Web page and app entries |

**********

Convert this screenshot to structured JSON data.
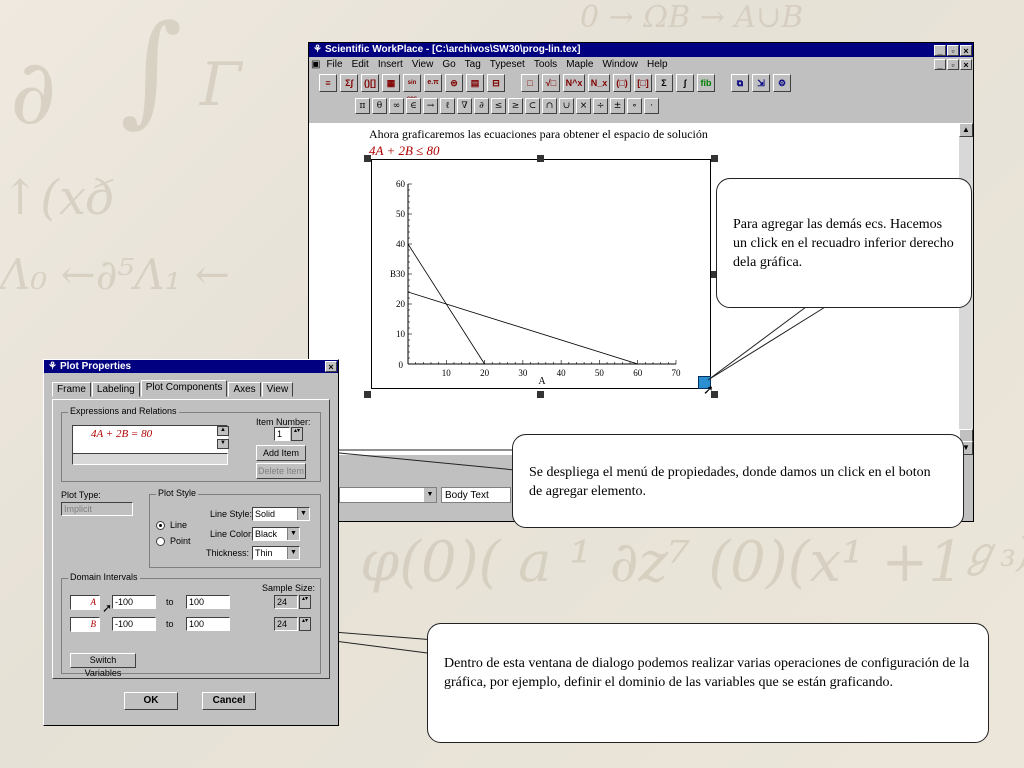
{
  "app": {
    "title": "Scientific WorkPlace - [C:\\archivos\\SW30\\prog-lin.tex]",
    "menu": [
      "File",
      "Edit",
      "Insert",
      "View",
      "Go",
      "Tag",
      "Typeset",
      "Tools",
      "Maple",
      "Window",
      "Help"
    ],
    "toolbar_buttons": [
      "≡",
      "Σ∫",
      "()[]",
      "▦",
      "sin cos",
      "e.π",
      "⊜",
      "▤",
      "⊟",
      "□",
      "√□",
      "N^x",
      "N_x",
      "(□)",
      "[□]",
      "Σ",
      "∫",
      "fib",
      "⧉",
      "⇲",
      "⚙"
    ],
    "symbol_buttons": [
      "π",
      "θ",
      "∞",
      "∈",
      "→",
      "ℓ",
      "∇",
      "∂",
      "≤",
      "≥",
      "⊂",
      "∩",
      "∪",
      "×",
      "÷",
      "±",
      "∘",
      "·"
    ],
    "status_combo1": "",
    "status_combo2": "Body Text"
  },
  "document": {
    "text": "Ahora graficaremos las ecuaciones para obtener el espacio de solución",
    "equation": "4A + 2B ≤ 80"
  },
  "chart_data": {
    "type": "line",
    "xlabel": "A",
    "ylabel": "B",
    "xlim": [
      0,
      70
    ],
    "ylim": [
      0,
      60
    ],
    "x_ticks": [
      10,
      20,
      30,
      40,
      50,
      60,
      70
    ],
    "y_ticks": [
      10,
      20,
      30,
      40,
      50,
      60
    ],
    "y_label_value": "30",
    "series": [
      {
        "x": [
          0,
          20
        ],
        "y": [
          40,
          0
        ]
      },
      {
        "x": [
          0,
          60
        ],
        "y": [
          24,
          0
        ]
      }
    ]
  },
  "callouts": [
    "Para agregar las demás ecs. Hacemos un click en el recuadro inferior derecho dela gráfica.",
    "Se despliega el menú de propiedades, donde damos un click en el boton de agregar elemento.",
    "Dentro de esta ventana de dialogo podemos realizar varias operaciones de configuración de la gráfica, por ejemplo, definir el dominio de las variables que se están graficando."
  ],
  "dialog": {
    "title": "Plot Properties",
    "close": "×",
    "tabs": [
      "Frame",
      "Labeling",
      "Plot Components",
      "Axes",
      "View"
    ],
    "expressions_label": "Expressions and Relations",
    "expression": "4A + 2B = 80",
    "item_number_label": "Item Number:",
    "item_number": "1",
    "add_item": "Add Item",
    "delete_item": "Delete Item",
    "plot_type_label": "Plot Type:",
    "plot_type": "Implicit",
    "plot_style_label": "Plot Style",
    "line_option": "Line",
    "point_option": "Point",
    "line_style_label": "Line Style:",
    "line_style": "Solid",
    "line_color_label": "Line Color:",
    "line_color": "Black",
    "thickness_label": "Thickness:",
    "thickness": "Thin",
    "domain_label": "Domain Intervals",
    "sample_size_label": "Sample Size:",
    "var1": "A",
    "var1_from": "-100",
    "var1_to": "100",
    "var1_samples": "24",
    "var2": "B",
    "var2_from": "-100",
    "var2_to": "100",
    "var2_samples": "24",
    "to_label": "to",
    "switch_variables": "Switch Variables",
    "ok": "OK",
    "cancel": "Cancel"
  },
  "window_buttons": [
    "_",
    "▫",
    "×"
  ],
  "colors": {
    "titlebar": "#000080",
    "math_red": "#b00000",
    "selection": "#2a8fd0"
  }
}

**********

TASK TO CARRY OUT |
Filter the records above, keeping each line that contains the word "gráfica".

REPLY |
    "Para agregar las demás ecs. Hacemos un click en el recuadro inferior derecho dela gráfica.",
    "Dentro de esta ventana de dialogo podemos realizar varias operaciones de configuración de la gráfica, por ejemplo, definir el dominio de las variables que se están graficando."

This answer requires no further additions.